Consider a tuning fork and a hollow cylindrical tube closed at one end. When the tines of the tuning fork vibrate at their natural frequency, a sound wave is generated, which impinges upon the entrance of the tube, forcing the air inside the tube to vibrate at the same frequency. If the tuning fork's natural frequency matches the air column's normal modes, resonance results in a louder sound.

A similar thing happens for a tube open at both ends. The air columns in the tube have maximum air displacements at both ends, and thus, the reflections of the sound at each end produce a large-amplitude wave for particular frequencies.

The resonant frequencies for a tube open at both ends follow the same equation as that of a standing wave on a string fixed at both ends.

Sound Waves: Resonance

Resonance is produced depending on the boundary conditions imposed on a wave. Resonance can be produced in a string under tension with symmetrical boundary conditions (i.e., has a node at each end). A node is defined as a fixed point where the string does not move. The symmetrical boundary conditions result in some frequencies resonating and producing standing waves, while other frequencies interfere destructively. Sound waves can resonate in a hollow tube, and the frequencies of the sound waves that resonate depend on the boundary conditions.

For instance, consider a tube that is closed at one end and open at the other. If a vibrating tuning fork is placed near the open end of the tube, an incident sound wave travels through the tube and reflects off the closed end. The reflected sound has the same frequency and wavelength as the incident sound wave but travels in the opposite direction.
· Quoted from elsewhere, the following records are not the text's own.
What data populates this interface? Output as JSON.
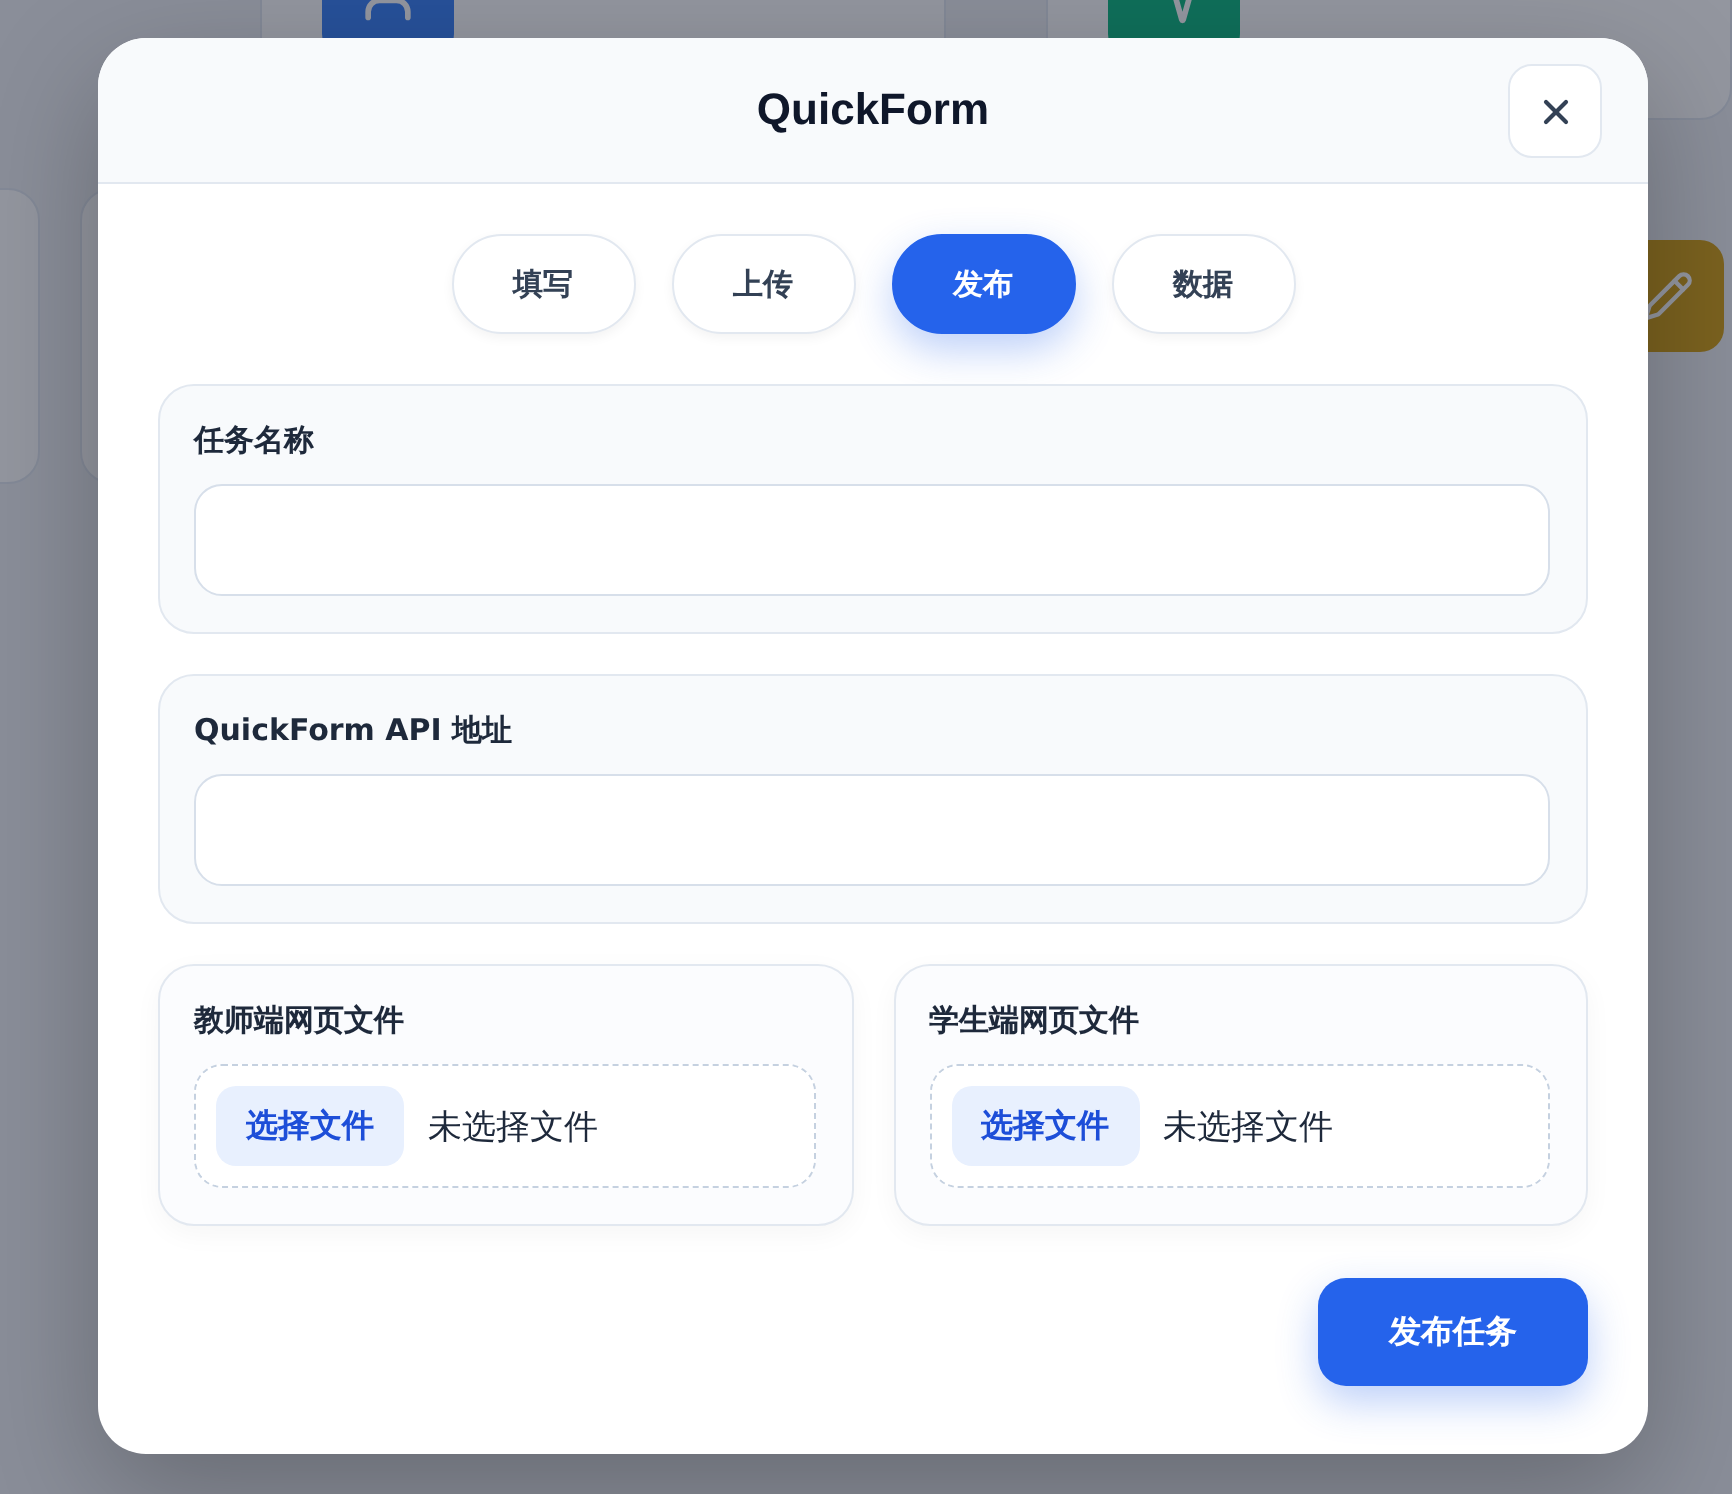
{
  "dialog": {
    "title": "QuickForm",
    "tabs": [
      {
        "label": "填写",
        "selected": false
      },
      {
        "label": "上传",
        "selected": false
      },
      {
        "label": "发布",
        "selected": true
      },
      {
        "label": "数据",
        "selected": false
      }
    ],
    "fields": [
      {
        "label": "任务名称"
      },
      {
        "label": "QuickForm API 地址"
      }
    ],
    "files": [
      {
        "label": "教师端网页文件",
        "button": "选择文件",
        "status": "未选择文件"
      },
      {
        "label": "学生端网页文件",
        "button": "选择文件",
        "status": "未选择文件"
      }
    ],
    "submit": "发布任务"
  }
}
At the closed end of the tube, the air molecules have very little freedom to oscillate, and a node arises. At the open end, the molecules are free to move, and at the right frequency, an antinode occurs.

Unlike the symmetrical boundary conditions for standing waves on a string, the boundary conditions for a tube open at one end and closed at the other end are anti-symmetrical; there is a node at the closed end and an antinode at the open end. If the tuning fork has the right frequency, the air column in the tube resonates loudly. Thus, it vibrates very little at most frequencies, suggesting that the air column has only specific natural frequencies.
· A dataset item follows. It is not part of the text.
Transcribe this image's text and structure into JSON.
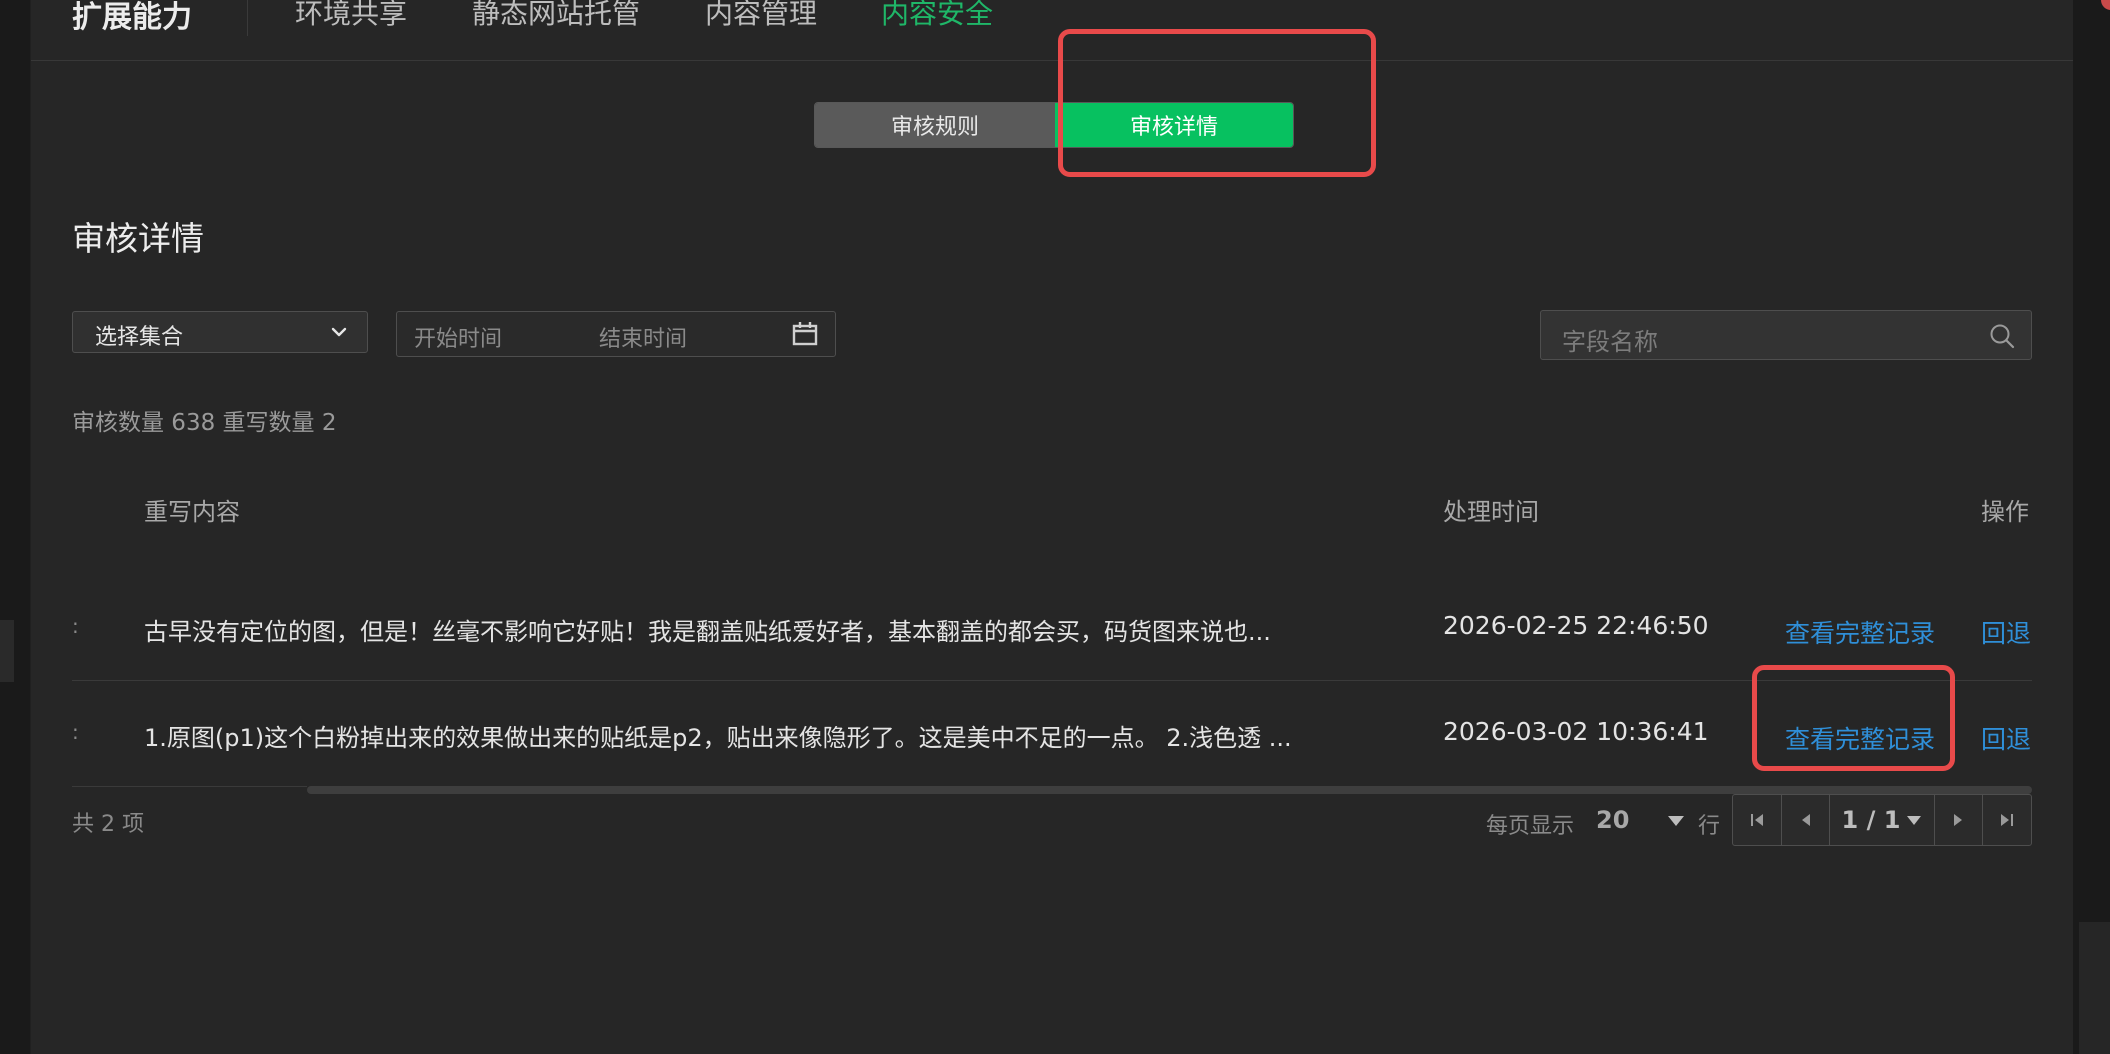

In another instance, if the standing waves travel through a tube that is open at both ends, the boundary conditions are symmetrical—an antinode at each end. The resonance in tubes open at both ends can be analyzed similarly to those for tubes closed at one end. The air columns in tubes open at both ends have maximum air displacements at both ends.

This text is adapted from Openstax, University Physics Volume 1, Section 17.4: Normal Modes of a Standing Sound Wave.